REQUIRED WORK -
When a line in the entries below contains the word "JSON", copy that line.

INPUT MATERIAL -
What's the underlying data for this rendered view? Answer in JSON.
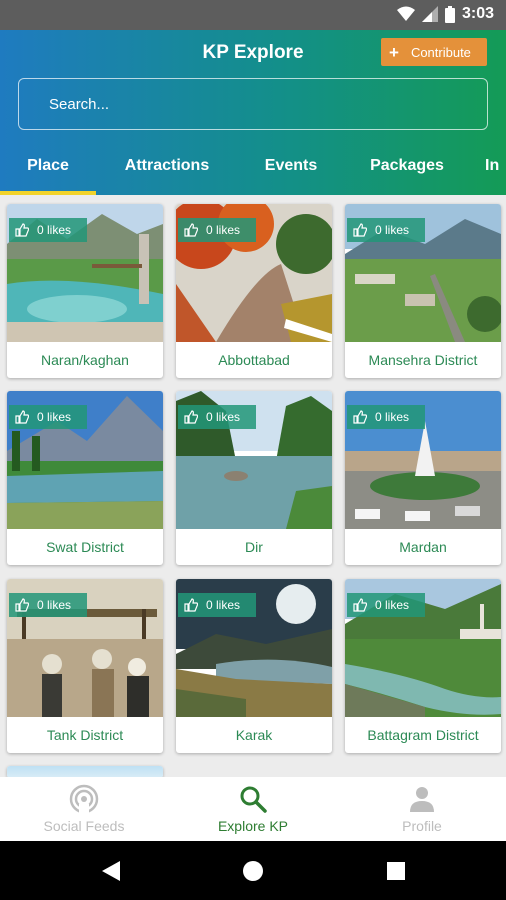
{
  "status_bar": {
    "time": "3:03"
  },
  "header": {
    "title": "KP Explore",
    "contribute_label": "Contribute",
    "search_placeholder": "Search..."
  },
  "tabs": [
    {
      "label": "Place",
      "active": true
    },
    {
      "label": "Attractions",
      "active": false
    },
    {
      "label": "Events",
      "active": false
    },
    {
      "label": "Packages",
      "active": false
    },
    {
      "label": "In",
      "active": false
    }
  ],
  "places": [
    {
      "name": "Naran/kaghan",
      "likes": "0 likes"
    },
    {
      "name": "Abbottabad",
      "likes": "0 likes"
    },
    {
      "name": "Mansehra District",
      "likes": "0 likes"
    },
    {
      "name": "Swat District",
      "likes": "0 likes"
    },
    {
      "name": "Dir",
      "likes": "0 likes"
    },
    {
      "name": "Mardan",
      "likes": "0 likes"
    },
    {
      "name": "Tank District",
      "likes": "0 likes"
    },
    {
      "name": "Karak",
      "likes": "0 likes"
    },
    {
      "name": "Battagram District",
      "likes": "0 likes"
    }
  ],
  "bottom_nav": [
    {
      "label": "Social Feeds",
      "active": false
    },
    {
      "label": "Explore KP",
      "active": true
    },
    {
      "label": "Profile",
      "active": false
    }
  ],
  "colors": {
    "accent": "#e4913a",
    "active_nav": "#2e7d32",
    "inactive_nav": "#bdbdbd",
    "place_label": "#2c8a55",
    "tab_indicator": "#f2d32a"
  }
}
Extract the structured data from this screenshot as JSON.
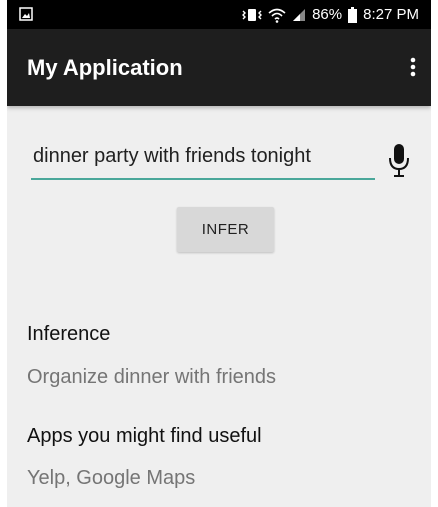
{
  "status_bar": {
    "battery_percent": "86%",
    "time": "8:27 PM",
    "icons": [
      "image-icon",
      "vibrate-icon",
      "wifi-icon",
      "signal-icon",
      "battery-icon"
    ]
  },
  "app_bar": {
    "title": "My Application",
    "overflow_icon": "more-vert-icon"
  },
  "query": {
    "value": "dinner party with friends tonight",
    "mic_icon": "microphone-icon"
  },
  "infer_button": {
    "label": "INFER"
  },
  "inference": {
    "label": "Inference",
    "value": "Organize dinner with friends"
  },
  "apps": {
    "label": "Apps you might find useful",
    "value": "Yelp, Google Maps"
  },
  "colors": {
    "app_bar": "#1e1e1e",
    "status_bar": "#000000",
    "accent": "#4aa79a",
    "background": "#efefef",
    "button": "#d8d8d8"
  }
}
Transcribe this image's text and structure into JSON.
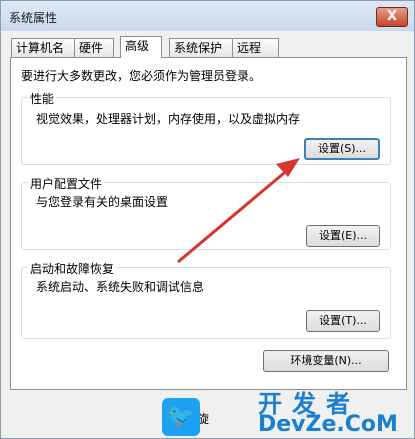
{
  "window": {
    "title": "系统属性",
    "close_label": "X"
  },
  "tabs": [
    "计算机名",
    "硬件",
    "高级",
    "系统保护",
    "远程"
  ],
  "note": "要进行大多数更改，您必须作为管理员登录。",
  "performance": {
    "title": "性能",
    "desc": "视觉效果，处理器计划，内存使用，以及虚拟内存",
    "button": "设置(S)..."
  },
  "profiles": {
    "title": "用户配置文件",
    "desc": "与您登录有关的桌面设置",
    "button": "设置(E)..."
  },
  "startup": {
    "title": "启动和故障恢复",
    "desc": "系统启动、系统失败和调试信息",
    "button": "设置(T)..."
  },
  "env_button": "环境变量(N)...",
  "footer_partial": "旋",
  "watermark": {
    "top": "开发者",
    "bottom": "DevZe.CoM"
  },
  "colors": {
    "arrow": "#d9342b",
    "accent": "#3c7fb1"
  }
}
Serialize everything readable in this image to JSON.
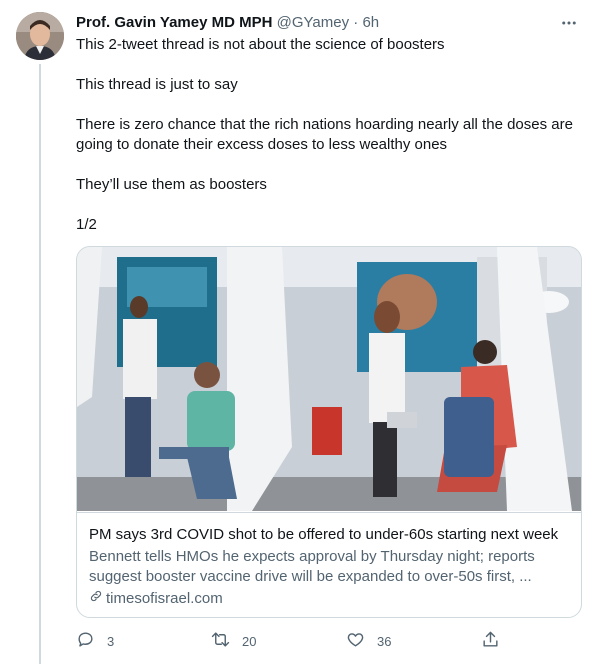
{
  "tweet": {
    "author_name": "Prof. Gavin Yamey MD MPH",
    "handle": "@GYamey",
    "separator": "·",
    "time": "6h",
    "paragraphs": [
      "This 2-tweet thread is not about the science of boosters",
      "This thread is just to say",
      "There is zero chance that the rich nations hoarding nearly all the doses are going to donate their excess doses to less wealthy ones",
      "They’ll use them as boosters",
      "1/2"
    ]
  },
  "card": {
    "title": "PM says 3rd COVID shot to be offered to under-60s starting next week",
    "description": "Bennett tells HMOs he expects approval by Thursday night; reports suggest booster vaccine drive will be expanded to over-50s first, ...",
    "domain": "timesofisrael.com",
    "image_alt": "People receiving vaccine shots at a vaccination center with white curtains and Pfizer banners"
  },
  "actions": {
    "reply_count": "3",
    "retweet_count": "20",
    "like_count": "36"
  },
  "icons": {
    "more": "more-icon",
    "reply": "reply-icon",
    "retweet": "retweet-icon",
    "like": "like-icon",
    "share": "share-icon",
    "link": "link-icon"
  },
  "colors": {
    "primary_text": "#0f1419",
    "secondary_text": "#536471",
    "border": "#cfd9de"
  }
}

FINISHED TASK -
What's the underlying data for this rendered view? Answer in JSON.
Extract the structured data from this screenshot as JSON.
Transcribe this image's text and structure into JSON.
Serialize everything readable in this image to JSON.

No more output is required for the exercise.